Six years after Vietnam, the doors finally opened. Bob Farris joined Allegheny Airlines in January 1978; Romero and Johnson began their airline careers three months later.
“Deregulation had hit, and that led to a lot more minorities hired as pilots and flight attendants,” says Romero, who started with Piedmont. “Airlines had traditionally been all white, but not after 1978 and 1979. Airlines needed people of color, who could speak other languages. That really changed the whole social makeup.”
Casher didn’t go that direction. He stayed in the Army until 1975, followed by Army Reserves through 1983. Then he went into seclusion, knowing a few neighbors in his remote corner of southeast Washington but not telling them about his medals for heroism. Shortly before Casher’s death from illness in 2011, Eldridge Johnson found him living hand-to-mouth in a modular shack. “We talked in the rain for maybe 15 or 20 minutes,” Johnson says. “I looked forward to seeing him again, but unfortunately it didn’t happen.”

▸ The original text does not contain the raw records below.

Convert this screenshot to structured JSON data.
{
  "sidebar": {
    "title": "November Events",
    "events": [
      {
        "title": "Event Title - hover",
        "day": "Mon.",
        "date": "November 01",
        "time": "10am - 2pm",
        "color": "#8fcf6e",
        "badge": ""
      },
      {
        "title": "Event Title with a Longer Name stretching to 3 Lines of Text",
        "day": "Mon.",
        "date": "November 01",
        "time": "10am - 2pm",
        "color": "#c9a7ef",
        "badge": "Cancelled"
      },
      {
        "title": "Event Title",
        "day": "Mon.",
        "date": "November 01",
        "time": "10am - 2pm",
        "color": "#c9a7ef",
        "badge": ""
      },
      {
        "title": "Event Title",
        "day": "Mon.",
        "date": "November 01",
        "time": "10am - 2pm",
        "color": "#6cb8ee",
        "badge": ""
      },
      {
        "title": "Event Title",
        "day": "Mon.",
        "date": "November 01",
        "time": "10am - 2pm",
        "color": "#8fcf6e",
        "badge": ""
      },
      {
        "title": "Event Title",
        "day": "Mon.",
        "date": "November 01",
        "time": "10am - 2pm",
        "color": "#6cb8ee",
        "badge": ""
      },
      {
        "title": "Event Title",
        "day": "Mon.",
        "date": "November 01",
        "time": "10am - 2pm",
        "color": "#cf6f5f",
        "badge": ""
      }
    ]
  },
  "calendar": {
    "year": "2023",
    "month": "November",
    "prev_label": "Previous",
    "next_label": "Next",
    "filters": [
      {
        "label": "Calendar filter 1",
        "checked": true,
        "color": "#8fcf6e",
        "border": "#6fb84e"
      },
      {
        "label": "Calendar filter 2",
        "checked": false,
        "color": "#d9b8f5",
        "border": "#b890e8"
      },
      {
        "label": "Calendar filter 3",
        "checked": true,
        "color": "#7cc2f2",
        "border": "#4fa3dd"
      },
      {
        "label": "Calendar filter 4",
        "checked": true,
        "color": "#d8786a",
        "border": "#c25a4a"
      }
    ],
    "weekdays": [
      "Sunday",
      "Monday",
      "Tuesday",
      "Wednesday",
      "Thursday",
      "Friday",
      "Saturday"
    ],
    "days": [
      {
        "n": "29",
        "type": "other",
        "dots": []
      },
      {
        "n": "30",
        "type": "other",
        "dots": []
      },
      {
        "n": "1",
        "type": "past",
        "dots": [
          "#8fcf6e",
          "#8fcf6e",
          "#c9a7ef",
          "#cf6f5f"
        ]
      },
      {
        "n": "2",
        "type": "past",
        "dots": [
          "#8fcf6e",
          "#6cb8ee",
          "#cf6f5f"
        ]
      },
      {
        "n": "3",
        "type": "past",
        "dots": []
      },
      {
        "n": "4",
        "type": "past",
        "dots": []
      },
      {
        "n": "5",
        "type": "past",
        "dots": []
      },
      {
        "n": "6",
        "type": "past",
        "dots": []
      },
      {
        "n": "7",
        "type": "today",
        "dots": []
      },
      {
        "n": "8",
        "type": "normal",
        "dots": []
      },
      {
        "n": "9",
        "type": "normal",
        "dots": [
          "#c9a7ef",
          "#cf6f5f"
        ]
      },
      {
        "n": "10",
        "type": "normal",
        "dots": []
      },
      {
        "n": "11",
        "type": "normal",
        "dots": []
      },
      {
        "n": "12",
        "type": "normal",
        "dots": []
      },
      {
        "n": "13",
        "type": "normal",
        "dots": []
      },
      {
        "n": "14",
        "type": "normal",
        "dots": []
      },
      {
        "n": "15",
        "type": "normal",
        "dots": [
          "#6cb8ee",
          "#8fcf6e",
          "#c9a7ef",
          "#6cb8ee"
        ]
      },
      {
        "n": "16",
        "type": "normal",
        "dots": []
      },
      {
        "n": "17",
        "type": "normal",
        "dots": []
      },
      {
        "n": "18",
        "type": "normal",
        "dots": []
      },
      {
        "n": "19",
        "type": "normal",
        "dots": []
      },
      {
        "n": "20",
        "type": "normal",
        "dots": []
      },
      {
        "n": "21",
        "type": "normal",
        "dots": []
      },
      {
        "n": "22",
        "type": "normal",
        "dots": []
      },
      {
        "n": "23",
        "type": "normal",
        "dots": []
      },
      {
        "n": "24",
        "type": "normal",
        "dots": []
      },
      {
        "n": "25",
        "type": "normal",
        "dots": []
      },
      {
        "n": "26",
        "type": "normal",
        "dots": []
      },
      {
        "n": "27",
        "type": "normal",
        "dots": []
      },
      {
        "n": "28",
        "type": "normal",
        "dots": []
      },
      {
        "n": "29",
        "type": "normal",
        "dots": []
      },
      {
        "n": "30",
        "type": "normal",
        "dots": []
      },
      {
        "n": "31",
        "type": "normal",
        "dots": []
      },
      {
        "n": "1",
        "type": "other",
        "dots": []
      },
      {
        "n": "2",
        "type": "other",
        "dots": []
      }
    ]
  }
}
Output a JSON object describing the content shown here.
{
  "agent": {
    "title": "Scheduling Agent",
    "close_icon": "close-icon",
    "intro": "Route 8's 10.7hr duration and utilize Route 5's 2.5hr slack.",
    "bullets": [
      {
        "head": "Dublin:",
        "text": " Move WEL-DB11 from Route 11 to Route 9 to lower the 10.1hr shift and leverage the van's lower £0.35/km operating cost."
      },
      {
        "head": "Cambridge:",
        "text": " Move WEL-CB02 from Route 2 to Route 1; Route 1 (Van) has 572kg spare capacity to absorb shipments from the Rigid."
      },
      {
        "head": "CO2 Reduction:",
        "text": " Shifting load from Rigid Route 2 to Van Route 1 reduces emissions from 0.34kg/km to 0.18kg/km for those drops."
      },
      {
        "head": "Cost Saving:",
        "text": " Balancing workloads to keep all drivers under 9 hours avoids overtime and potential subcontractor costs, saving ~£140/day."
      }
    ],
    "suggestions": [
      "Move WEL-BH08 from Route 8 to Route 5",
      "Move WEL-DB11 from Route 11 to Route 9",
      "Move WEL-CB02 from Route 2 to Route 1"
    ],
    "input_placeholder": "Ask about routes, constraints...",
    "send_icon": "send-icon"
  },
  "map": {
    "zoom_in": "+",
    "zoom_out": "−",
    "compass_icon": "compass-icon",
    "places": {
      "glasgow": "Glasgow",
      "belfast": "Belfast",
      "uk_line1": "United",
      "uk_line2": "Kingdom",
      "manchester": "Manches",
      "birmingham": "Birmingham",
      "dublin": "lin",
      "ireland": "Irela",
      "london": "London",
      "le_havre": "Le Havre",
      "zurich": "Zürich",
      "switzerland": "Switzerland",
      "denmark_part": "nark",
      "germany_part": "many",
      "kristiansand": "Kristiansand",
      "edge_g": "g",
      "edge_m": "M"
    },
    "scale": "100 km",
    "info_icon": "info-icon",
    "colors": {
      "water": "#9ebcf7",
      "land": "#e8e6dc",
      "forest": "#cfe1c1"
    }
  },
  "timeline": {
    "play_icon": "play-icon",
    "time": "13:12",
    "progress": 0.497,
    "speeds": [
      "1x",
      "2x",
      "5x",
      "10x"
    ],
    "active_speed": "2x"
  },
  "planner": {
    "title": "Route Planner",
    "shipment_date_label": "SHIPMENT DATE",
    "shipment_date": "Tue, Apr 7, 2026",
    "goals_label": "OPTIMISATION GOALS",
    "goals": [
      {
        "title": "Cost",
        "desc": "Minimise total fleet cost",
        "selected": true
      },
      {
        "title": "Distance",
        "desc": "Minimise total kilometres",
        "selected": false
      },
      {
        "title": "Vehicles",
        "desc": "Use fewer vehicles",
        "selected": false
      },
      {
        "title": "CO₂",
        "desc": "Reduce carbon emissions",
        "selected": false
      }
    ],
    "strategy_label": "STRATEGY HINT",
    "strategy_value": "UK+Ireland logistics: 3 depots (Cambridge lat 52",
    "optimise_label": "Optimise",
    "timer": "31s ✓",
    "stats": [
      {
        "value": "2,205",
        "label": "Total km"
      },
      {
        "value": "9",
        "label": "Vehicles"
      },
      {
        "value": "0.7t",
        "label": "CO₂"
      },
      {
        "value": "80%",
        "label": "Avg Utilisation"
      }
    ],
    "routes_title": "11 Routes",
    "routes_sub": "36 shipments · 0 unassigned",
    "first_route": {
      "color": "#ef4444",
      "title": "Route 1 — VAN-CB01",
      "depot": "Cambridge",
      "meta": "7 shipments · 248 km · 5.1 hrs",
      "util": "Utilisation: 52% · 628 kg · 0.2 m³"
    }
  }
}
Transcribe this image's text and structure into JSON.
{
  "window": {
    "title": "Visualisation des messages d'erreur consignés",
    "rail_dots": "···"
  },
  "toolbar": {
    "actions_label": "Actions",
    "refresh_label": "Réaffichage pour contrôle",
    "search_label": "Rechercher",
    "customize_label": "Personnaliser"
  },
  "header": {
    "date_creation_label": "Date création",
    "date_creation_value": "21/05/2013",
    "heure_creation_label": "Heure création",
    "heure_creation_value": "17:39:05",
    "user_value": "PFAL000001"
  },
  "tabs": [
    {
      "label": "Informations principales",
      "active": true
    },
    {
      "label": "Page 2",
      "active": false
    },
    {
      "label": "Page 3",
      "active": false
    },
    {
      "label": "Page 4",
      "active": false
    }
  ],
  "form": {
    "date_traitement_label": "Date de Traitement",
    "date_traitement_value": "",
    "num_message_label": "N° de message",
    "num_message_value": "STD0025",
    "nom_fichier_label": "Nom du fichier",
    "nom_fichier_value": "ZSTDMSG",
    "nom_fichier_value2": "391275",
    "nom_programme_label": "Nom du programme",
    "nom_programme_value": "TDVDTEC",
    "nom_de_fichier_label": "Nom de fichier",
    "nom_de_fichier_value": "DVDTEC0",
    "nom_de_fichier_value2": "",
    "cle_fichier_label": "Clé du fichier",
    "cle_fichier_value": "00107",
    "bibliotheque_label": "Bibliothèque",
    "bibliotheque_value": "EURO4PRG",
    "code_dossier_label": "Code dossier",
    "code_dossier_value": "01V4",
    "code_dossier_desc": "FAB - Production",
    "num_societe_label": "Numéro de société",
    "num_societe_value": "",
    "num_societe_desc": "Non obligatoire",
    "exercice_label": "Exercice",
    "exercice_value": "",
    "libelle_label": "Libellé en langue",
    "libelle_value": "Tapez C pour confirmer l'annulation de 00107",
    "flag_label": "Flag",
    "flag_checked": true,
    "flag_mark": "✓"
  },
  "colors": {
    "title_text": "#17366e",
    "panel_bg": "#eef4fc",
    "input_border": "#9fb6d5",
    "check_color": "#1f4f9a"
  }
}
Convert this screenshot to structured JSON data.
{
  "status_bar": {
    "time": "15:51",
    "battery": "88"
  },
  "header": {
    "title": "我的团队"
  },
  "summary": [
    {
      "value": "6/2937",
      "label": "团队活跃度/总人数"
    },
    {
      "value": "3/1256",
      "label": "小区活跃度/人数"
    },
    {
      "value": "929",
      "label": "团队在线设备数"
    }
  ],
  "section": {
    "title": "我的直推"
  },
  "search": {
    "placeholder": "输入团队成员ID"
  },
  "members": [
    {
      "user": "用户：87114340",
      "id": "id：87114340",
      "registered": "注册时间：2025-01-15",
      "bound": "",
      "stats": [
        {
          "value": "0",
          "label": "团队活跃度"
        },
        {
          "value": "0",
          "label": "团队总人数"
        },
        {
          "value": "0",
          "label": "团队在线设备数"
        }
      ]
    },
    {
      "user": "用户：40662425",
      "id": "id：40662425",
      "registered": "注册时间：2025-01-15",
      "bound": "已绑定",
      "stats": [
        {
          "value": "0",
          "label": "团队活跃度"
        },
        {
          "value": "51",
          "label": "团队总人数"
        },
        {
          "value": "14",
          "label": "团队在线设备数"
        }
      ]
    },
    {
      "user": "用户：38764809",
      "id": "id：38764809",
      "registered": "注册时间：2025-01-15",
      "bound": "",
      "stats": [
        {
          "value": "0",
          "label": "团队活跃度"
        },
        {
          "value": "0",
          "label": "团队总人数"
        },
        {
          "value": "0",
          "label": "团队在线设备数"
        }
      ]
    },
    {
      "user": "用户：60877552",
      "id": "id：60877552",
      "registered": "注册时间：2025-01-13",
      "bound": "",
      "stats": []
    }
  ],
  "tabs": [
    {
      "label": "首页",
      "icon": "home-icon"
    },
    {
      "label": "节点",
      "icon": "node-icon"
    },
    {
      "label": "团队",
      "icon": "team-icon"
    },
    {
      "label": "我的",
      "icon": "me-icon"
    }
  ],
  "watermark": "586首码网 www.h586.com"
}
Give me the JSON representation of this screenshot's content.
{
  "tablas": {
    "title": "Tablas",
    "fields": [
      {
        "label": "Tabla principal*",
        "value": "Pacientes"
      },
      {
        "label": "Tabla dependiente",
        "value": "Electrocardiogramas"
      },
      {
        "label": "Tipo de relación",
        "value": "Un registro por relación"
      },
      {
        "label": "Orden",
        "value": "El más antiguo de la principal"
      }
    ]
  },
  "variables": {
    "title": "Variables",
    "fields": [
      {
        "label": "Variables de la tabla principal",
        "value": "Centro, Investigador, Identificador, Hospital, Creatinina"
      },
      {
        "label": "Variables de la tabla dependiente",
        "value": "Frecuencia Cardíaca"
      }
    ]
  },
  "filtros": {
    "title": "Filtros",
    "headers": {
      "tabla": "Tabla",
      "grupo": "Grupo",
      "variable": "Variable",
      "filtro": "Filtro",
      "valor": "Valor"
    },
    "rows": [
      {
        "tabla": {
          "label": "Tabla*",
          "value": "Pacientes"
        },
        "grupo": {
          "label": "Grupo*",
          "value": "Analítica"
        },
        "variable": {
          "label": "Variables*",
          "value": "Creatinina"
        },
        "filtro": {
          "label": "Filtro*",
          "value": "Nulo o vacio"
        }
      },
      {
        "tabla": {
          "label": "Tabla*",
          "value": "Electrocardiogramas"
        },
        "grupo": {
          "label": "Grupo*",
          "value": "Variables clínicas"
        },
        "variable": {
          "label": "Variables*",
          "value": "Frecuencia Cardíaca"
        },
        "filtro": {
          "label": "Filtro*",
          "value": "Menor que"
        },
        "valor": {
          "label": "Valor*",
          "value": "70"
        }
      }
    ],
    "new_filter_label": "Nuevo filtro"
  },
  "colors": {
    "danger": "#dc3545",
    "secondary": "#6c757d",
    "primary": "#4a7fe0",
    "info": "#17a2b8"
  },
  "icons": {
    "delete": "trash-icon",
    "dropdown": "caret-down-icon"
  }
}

Nearing retirement as an international pilot for United, Johnson flew his 747 along a Far Eastern route that had him overnighting at Ho Chi Minh City, the former Saigon. Johnson walked the streets and remembered the year he spent in country. It was surreal, he said, smelling the familiar odors and seeing the same moped-jammed streets, but also passing a Mercedes factory. Romero’s routes as a senior pilot for American didn’t bring him back to postwar Vietnam, but he did take up one last thread from his scout pilot days in I Corps. “After I saw that movie We Were Soldiers,” Romero says, “it hit me that [Wilbur Latimer’s] people needed to know how he got killed, so I picked up the phone. I knew he was from Searcy, Arkansas. There was a lot of racial tension, but Latimer was not that way. He was for equal rights. We had become very close. I called his sister, Dorothy, and I said, ‘I’ve got maps and pictures of your brother alive. I can come to Searcy and I can close the loop.’ So I flew to Little Rock, and met with his mom and dad, his sister, and wife. They really wanted to know, so I told them exactly what happened. Here I’m a person of color and they were white as snow, and we’ve been in touch ever since.”